This paper introduces a simple and very general theory of compressive sensing. In this theory, the sensing mechanism simply selects sensing vectors independently at random from a probability distribution <i>F</i>; it includes all standard models-e.g., Gaussian, frequency measurements-discussed in the literature, but also provides a framework for new(More)
This paper develops theoretical results regarding noisy 1-bit compressed sensing and sparse binomial regression. We demonstrate that a single convex program gives an accurate estimate of the signal, or coefficient vector, for both of these models. We show that an -sparse signal in can be accurately estimated from m = O(s log(n/s)) single-bit measurements(More)
In this paper we develop a theory of matrix completion for the extreme case of noisy 1-bit observations.
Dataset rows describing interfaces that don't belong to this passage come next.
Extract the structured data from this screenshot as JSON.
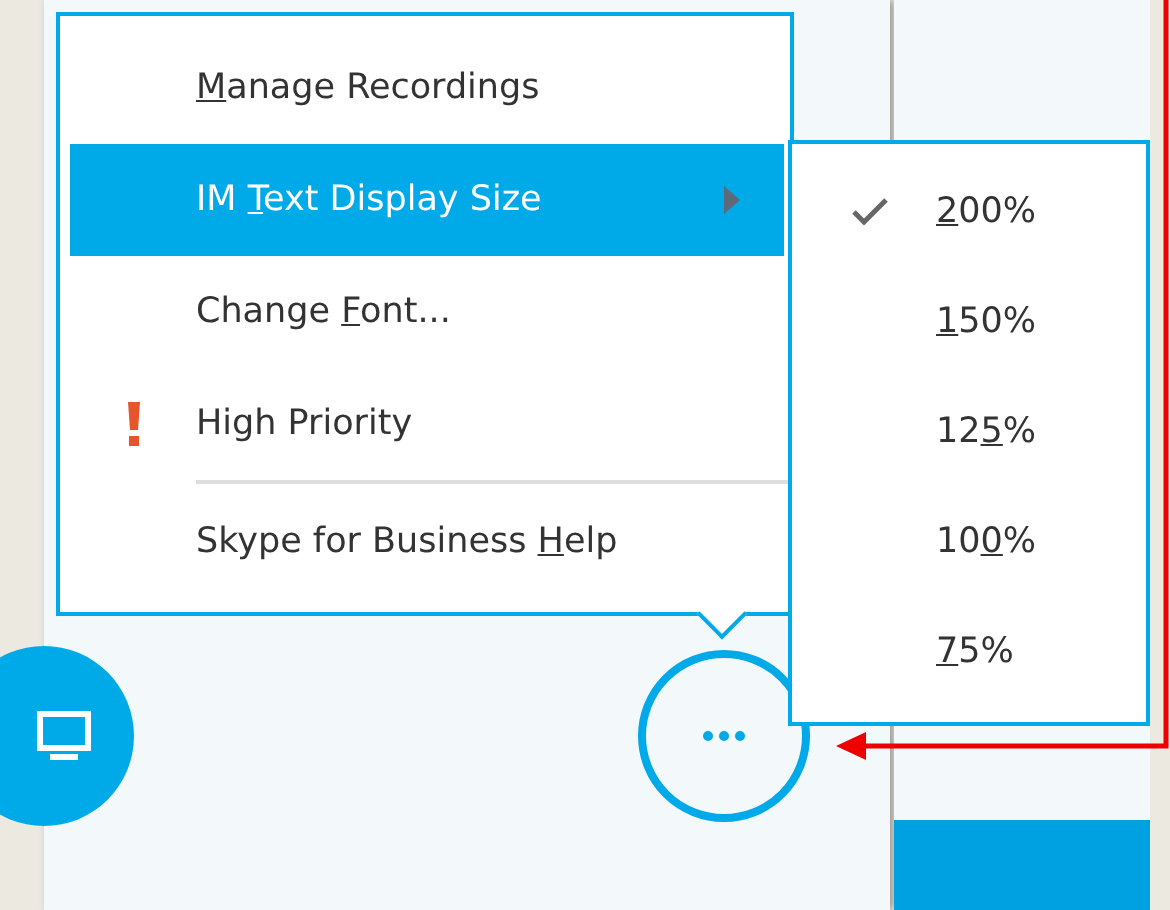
{
  "menu": {
    "items": [
      {
        "kind": "item",
        "label": {
          "key": "M",
          "post": "anage Recordings"
        },
        "selected": false,
        "has_submenu": false
      },
      {
        "kind": "item",
        "label": {
          "pre": "IM ",
          "key": "T",
          "post": "ext Display Size"
        },
        "selected": true,
        "has_submenu": true
      },
      {
        "kind": "item",
        "label": {
          "pre": "Change ",
          "key": "F",
          "post": "ont..."
        },
        "selected": false,
        "has_submenu": false
      },
      {
        "kind": "priority",
        "label": {
          "pre": "High Priority"
        },
        "selected": false,
        "has_submenu": false
      },
      {
        "kind": "separator"
      },
      {
        "kind": "item",
        "label": {
          "pre": "Skype for Business ",
          "key": "H",
          "post": "elp"
        },
        "selected": false,
        "has_submenu": false
      }
    ]
  },
  "submenu": {
    "items": [
      {
        "label": {
          "key": "2",
          "post": "00%"
        },
        "checked": true
      },
      {
        "label": {
          "key": "1",
          "post": "50%"
        },
        "checked": false
      },
      {
        "label": {
          "pre": "12",
          "key": "5",
          "post": "%"
        },
        "checked": false
      },
      {
        "label": {
          "pre": "10",
          "key": "0",
          "post": "%"
        },
        "checked": false
      },
      {
        "label": {
          "key": "7",
          "post": "5%"
        },
        "checked": false
      }
    ]
  }
}
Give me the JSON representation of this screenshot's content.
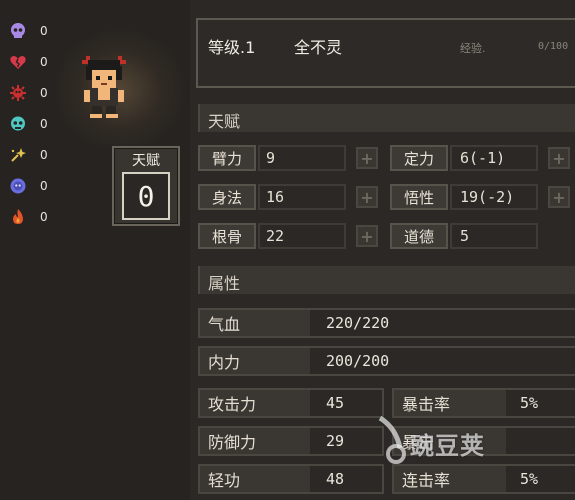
{
  "resources": [
    {
      "icon": "skull-icon",
      "color": "#a889e6",
      "count": "0"
    },
    {
      "icon": "broken-heart-icon",
      "color": "#d8394a",
      "count": "0"
    },
    {
      "icon": "red-virus-icon",
      "color": "#cc2f2f",
      "count": "0"
    },
    {
      "icon": "teal-skull-icon",
      "color": "#4fc7c2",
      "count": "0"
    },
    {
      "icon": "yellow-spark-icon",
      "color": "#e0c44e",
      "count": "0"
    },
    {
      "icon": "purple-face-icon",
      "color": "#6b6ee0",
      "count": "0"
    },
    {
      "icon": "fire-icon",
      "color": "#e35428",
      "count": "0"
    }
  ],
  "talent_card": {
    "title": "天赋",
    "value": "0"
  },
  "header": {
    "level": "等级.1",
    "name": "全不灵",
    "exp_label": "经验.",
    "exp_value": "0/100"
  },
  "talents": {
    "section_title": "天赋",
    "stats": [
      {
        "label": "臂力",
        "value": "9"
      },
      {
        "label": "定力",
        "value": "6(-1)"
      },
      {
        "label": "身法",
        "value": "16"
      },
      {
        "label": "悟性",
        "value": "19(-2)"
      },
      {
        "label": "根骨",
        "value": "22"
      },
      {
        "label": "道德",
        "value": "5"
      }
    ]
  },
  "attributes": {
    "section_title": "属性",
    "hp": {
      "label": "气血",
      "value": "220/220"
    },
    "mp": {
      "label": "内力",
      "value": "200/200"
    },
    "rows": [
      {
        "label": "攻击力",
        "value": "45",
        "label2": "暴击率",
        "value2": "5%"
      },
      {
        "label": "防御力",
        "value": "29",
        "label2": "暴击",
        "value2": ""
      },
      {
        "label": "轻功",
        "value": "48",
        "label2": "连击率",
        "value2": "5%"
      }
    ]
  },
  "watermark": {
    "text": "豌豆荚"
  },
  "colors": {
    "background": "#262320",
    "panel": "#2b2825",
    "border": "#5d5850"
  }
}
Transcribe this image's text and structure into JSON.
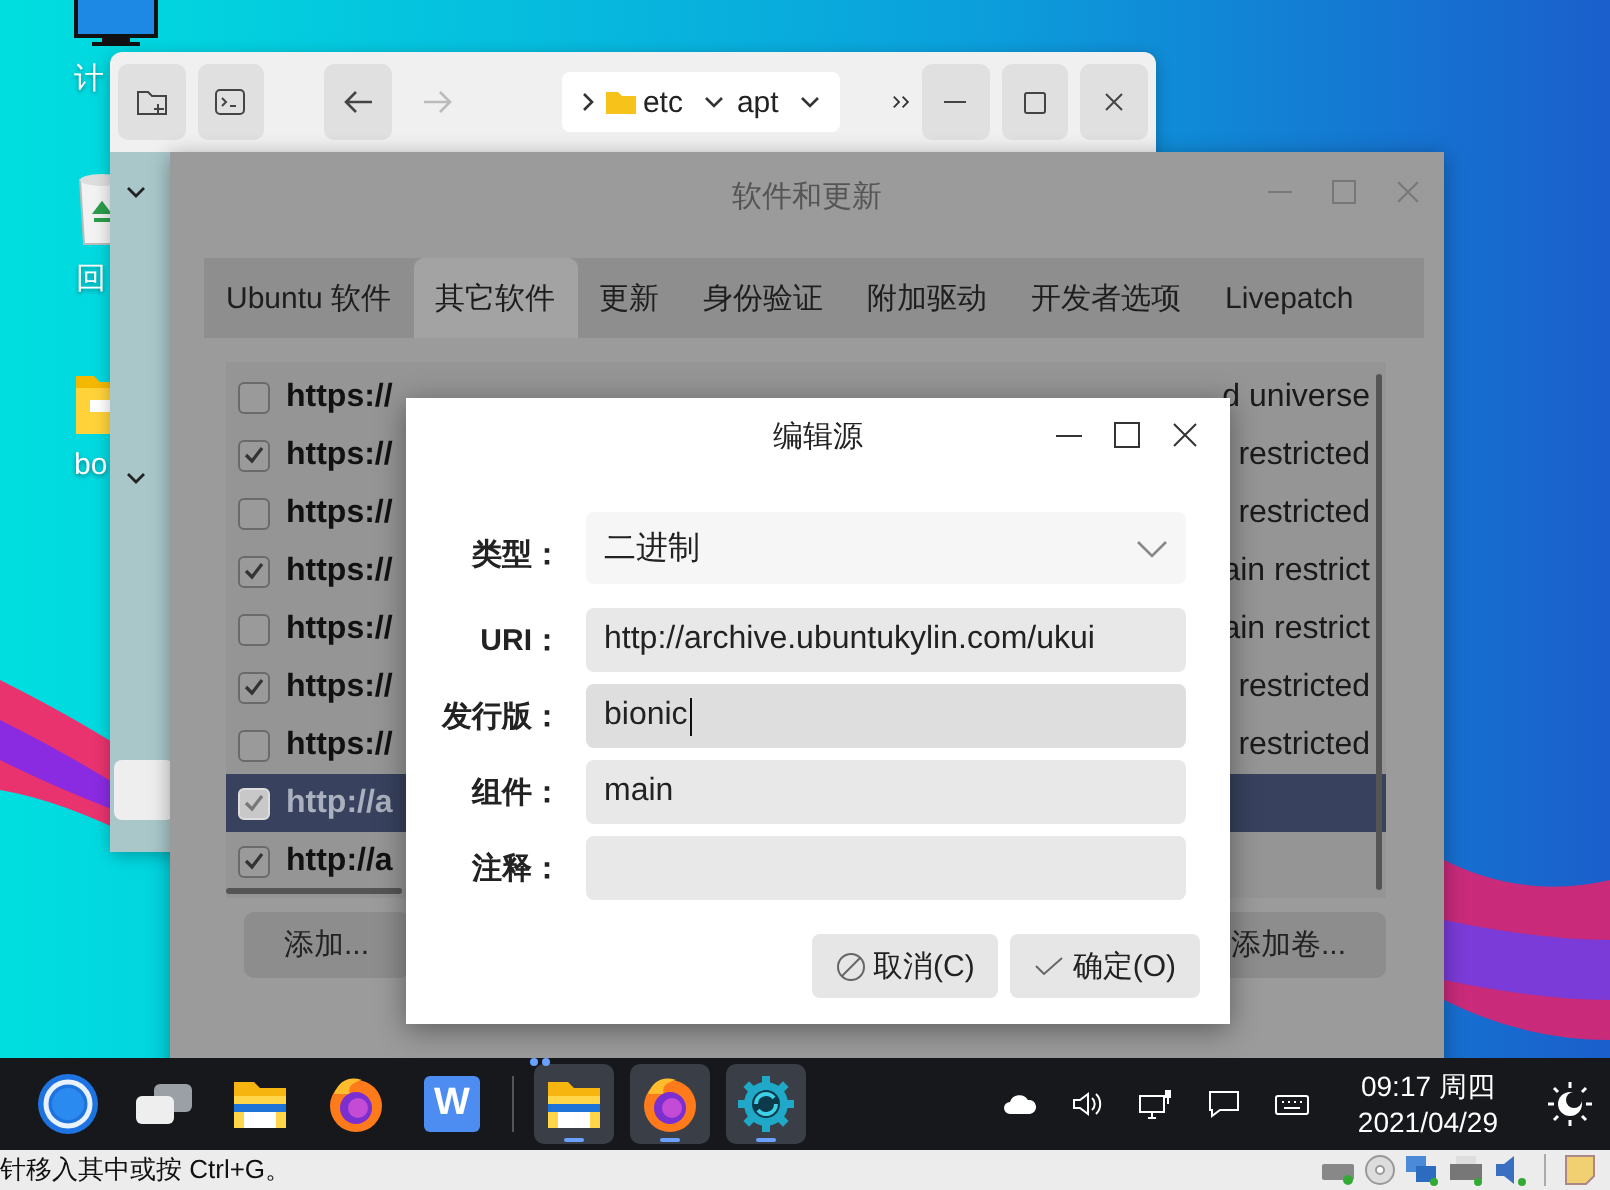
{
  "desktop_icons": [
    {
      "kind": "computer",
      "label": "计"
    },
    {
      "kind": "trash",
      "label": "回"
    },
    {
      "kind": "folder",
      "label": "bo"
    }
  ],
  "file_manager": {
    "path": [
      "etc",
      "apt"
    ]
  },
  "software_window": {
    "title": "软件和更新",
    "tabs": [
      {
        "label": "Ubuntu 软件",
        "selected": false
      },
      {
        "label": "其它软件",
        "selected": true
      },
      {
        "label": "更新",
        "selected": false
      },
      {
        "label": "身份验证",
        "selected": false
      },
      {
        "label": "附加驱动",
        "selected": false
      },
      {
        "label": "开发者选项",
        "selected": false
      },
      {
        "label": "Livepatch",
        "selected": false
      }
    ],
    "sources": [
      {
        "checked": false,
        "selected": false,
        "start": "https://",
        "end": "d universe"
      },
      {
        "checked": true,
        "selected": false,
        "start": "https://",
        "end": "restricted"
      },
      {
        "checked": false,
        "selected": false,
        "start": "https://",
        "end": "restricted"
      },
      {
        "checked": true,
        "selected": false,
        "start": "https://",
        "end": "ain restrict"
      },
      {
        "checked": false,
        "selected": false,
        "start": "https://",
        "end": "ain restrict"
      },
      {
        "checked": true,
        "selected": false,
        "start": "https://",
        "end": "restricted"
      },
      {
        "checked": false,
        "selected": false,
        "start": "https://",
        "end": "restricted"
      },
      {
        "checked": true,
        "selected": true,
        "start": "http://a"
      },
      {
        "checked": true,
        "selected": false,
        "start": "http://a"
      }
    ],
    "buttons": [
      "添加...",
      "添加卷..."
    ]
  },
  "dialog": {
    "title": "编辑源",
    "fields": [
      {
        "label": "类型：",
        "kind": "combo",
        "value": "二进制"
      },
      {
        "label": "URI：",
        "kind": "text",
        "value": "http://archive.ubuntukylin.com/ukui",
        "focused": false
      },
      {
        "label": "发行版：",
        "kind": "text",
        "value": "bionic",
        "focused": true
      },
      {
        "label": "组件：",
        "kind": "text",
        "value": "main",
        "focused": false
      },
      {
        "label": "注释：",
        "kind": "text",
        "focused": false
      }
    ],
    "buttons": [
      {
        "kind": "cancel",
        "label": "取消(C)"
      },
      {
        "kind": "ok",
        "label": "确定(O)"
      }
    ]
  },
  "taskbar": {
    "apps": [
      {
        "kind": "start",
        "running": false
      },
      {
        "kind": "multitask",
        "running": false
      },
      {
        "kind": "files",
        "running": false
      },
      {
        "kind": "firefox",
        "running": false
      },
      {
        "kind": "wps",
        "label": "W",
        "running": false
      },
      {
        "kind": "files",
        "running": true
      },
      {
        "kind": "firefox",
        "running": true
      },
      {
        "kind": "settings",
        "running": true
      }
    ],
    "clock": {
      "time": "09:17 周四",
      "date": "2021/04/29"
    }
  },
  "status_bar": {
    "hint": "针移入其中或按 Ctrl+G。"
  }
}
Instead of observing a subset of the real-valued entries of a matrix M , we obtain a small number of binary (1-bit) measurements generated according to a probability distribution determined by the realvalued entries of M . The central question we ask is(More)
This paper presents several novel theoretical results regarding the recovery of a low-rank matrix from just a few measurements consisting of linear combinations of the matrix entries. We show that properly constrained nuclear-normminimization stably recovers a low-rank matrix from a constant number of noisy measurements per degree of freedom; this seems to(More)
This paper presents several novel theoretical results regarding the recovery of a low-rank matrix from just a few measurements consisting of linear combinations of the matrix entries. We show that properly constrained nuclear-norm minimization stably recovers a low-rank matrix from a constant number of noisy measurements per degree of freedom; this seems to(More)
Consider measuring a vector x ∈ R through the inner product with several measurement vectors, a1, a2, . . . , am. It is common in both signal processing and statistics to assume the linear response model yi = 〈ai, x〉+ εi, where εi is a noise term. However, in practice the precise relationship between the signal x and the observations yi may not follow the(More)
Testing for the significance of a subset of regression coefficients in a linear model, a staple of statistical analysis, goes back at least to the work of Fisher who introduced the analysis of variance (ANOVA). We study this problem under the assumption that the coefficient vector is sparse, a common situation in modern high-dimensional settings. Suppose we(More)
We study the problem of signal estimation from non-linear observations when the signal belongs to a low-dimensional set buried in a high-dimensional space. A rough heuristic often used in practice postulates that the non-linear observations may be treated as noisy linear observations, and thus, the signal may be estimated using the generalized Lasso. This(More)